PROBLEM REQUIREMENTS - Which lines in the records below contain the word "role"? Copy each one.

TASK DATA -
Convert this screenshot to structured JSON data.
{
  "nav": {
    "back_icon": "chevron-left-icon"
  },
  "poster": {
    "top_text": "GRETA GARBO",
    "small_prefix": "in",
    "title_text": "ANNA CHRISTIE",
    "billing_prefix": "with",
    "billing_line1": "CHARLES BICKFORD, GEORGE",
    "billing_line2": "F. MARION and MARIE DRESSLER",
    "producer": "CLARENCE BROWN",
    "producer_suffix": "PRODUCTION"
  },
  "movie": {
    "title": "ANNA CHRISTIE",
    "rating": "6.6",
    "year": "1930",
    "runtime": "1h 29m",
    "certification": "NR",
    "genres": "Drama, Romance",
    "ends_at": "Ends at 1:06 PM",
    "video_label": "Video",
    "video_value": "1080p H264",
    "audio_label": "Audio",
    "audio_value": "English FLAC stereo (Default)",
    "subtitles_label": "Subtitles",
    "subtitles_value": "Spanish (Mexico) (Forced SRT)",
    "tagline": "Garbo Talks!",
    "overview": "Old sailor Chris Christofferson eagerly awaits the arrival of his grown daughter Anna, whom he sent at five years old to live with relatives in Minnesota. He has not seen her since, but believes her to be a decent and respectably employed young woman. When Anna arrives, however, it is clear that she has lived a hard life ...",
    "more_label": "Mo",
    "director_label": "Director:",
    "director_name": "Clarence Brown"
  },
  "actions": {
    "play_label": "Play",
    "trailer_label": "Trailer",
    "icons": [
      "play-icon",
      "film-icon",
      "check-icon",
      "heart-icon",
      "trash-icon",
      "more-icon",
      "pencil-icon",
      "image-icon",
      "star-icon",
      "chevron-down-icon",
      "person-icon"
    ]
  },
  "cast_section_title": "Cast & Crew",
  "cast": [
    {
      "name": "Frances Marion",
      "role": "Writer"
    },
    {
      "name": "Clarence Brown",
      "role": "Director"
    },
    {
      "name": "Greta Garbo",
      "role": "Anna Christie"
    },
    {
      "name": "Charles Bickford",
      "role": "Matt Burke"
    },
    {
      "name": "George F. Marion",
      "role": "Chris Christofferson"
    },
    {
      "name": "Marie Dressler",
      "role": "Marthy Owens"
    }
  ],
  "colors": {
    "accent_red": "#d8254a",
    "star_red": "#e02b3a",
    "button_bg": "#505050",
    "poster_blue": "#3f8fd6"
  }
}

EXPECTED ANSWER -
      "role": "Writer"
      "role": "Director"
      "role": "Anna Christie"
      "role": "Matt Burke"
      "role": "Chris Christofferson"
      "role": "Marthy Owens"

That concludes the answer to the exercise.